Mapping molecular QTLs has emerged as an important tool for understanding the genetic basis of cell functions. With the increasing availability of functional genomic data, it is natural to incorporate genomic annotations into QTL discovery. In this paper, we describe a novel method, named TORUS, for integrative QTL discovery. Using hierarchical modeling, our approach embeds a rigorous enrichment analysis to quantify the enrichment level of each annotation in target QTLs. This enrichment information is then used to identify QTLs by up-weighting the genetic variants with relevant annotations using a Bayesian false discovery rate control procedure. Our proposed method only requires summary-level statistics and is highly efficient computationally: it runs a few hundreds times faster than the current gold-standard QTL discovery approach that relies on permutations. Through simulation studies, we demonstrate that the proposed method performs accurate enrichment analysis and controls the desired type I error rate while greatly improving the power of QTL discovery when incorporating informative annotations. Finally, we analyze the recently released expression-genotype data from 44 human tissues generated by the GTEx project. By integrating the simple annotation of SNP distance to transcription start sites, we discover more genes that harbor expression-associated SNPs in all 44 tissues, with an average increase of 1,485 genes.

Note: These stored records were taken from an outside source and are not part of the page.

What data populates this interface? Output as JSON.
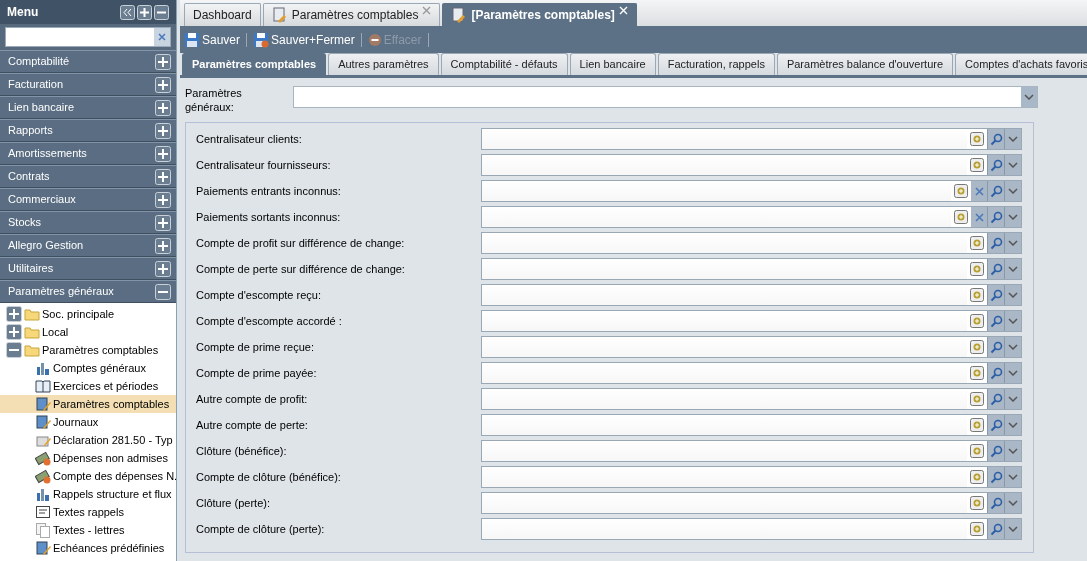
{
  "sidebar": {
    "title": "Menu",
    "search": {
      "clear_button": true
    },
    "sections": [
      {
        "label": "Comptabilité",
        "expanded": false
      },
      {
        "label": "Facturation",
        "expanded": false
      },
      {
        "label": "Lien bancaire",
        "expanded": false
      },
      {
        "label": "Rapports",
        "expanded": false
      },
      {
        "label": "Amortissements",
        "expanded": false
      },
      {
        "label": "Contrats",
        "expanded": false
      },
      {
        "label": "Commerciaux",
        "expanded": false
      },
      {
        "label": "Stocks",
        "expanded": false
      },
      {
        "label": "Allegro Gestion",
        "expanded": false
      },
      {
        "label": "Utilitaires",
        "expanded": false
      },
      {
        "label": "Paramètres généraux",
        "expanded": true
      }
    ],
    "tree": [
      {
        "label": "Soc. principale",
        "kind": "folder",
        "expanded": false,
        "selected": false
      },
      {
        "label": "Local",
        "kind": "folder",
        "expanded": false,
        "selected": false
      },
      {
        "label": "Paramètres comptables",
        "kind": "folder",
        "expanded": true,
        "selected": false,
        "children": [
          {
            "label": "Comptes généraux",
            "kind": "chart",
            "selected": false
          },
          {
            "label": "Exercices et périodes",
            "kind": "book",
            "selected": false
          },
          {
            "label": "Paramètres comptables",
            "kind": "edit",
            "selected": true
          },
          {
            "label": "Journaux",
            "kind": "edit",
            "selected": false
          },
          {
            "label": "Déclaration 281.50 - Typ",
            "kind": "box",
            "selected": false
          },
          {
            "label": "Dépenses non admises",
            "kind": "money",
            "selected": false
          },
          {
            "label": "Compte des dépenses N.",
            "kind": "money",
            "selected": false
          },
          {
            "label": "Rappels structure et flux",
            "kind": "chart",
            "selected": false
          },
          {
            "label": "Textes rappels",
            "kind": "text",
            "selected": false
          },
          {
            "label": "Textes - lettres",
            "kind": "pages",
            "selected": false
          },
          {
            "label": "Echéances prédéfinies",
            "kind": "edit",
            "selected": false
          }
        ]
      }
    ]
  },
  "tabs": [
    {
      "label": "Dashboard",
      "icon": false,
      "closable": false,
      "selected": false
    },
    {
      "label": "Paramètres comptables",
      "icon": true,
      "closable": true,
      "selected": false
    },
    {
      "label": "[Paramètres comptables]",
      "icon": true,
      "closable": true,
      "selected": true
    }
  ],
  "toolbar": [
    {
      "label": "Sauver",
      "kind": "save",
      "disabled": false
    },
    {
      "label": "Sauver+Fermer",
      "kind": "saveclose",
      "disabled": false
    },
    {
      "label": "Effacer",
      "kind": "delete",
      "disabled": true
    }
  ],
  "subtabs": [
    {
      "label": "Paramètres comptables",
      "selected": true
    },
    {
      "label": "Autres paramètres",
      "selected": false
    },
    {
      "label": "Comptabilité - défauts",
      "selected": false
    },
    {
      "label": "Lien bancaire",
      "selected": false
    },
    {
      "label": "Facturation, rappels",
      "selected": false
    },
    {
      "label": "Paramètres balance d'ouverture",
      "selected": false
    },
    {
      "label": "Comptes d'achats favoris",
      "selected": false
    }
  ],
  "general": {
    "label": "Paramètres généraux:"
  },
  "fields": [
    {
      "label": "Centralisateur clients:",
      "clearable": false
    },
    {
      "label": "Centralisateur fournisseurs:",
      "clearable": false
    },
    {
      "label": "Paiements entrants inconnus:",
      "clearable": true
    },
    {
      "label": "Paiements sortants inconnus:",
      "clearable": true
    },
    {
      "label": "Compte de profit sur différence de change:",
      "clearable": false
    },
    {
      "label": "Compte de perte sur différence de change:",
      "clearable": false
    },
    {
      "label": "Compte d'escompte reçu:",
      "clearable": false
    },
    {
      "label": "Compte d'escompte accordé :",
      "clearable": false
    },
    {
      "label": "Compte de prime reçue:",
      "clearable": false
    },
    {
      "label": "Compte de prime payée:",
      "clearable": false
    },
    {
      "label": "Autre compte de profit:",
      "clearable": false
    },
    {
      "label": "Autre compte de perte:",
      "clearable": false
    },
    {
      "label": "Clôture (bénéfice):",
      "clearable": false
    },
    {
      "label": "Compte de clôture (bénéfice):",
      "clearable": false
    },
    {
      "label": "Clôture (perte):",
      "clearable": false
    },
    {
      "label": "Compte de clôture (perte):",
      "clearable": false
    }
  ]
}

- Downloaded 756 times
- Download rankings, all-time:
- Site-wide: 31,216
- In genetics: 1,509
- Year to date:
- Site-wide: 32,025
- Since beginning of last month:
- Site-wide: 38,497
Downloads over time
Distribution of downloads per paper, site-wide
- 27 Nov 2020: The website and API now include results pulled from medRxiv as well as bioRxiv.
- 18 Dec 2019: We're pleased to announce PanLingua, a new tool that enables you to search for machine-translated bioRxiv preprints using more than 100 different languages.
- 21 May 2019: PLOS Biology has published a community page about Rxivist.org and its design.
- 10 May 2019: The paper analyzing the Rxivist dataset has been published at eLife.
- 1 Mar 2019: We now have summary statistics about bioRxiv downloads and submissions.
- 8 Feb 2019: Data from Altmetric is now available on the Rxivist details page for every preprint. Look for the "donut" under the download metrics.
- 30 Jan 2019: preLights has featured the Rxivist preprint and written about our findings.
- 22 Jan 2019: Nature just published an article about Rxivist and our data.
- 13 Jan 2019: The Rxivist preprint is live!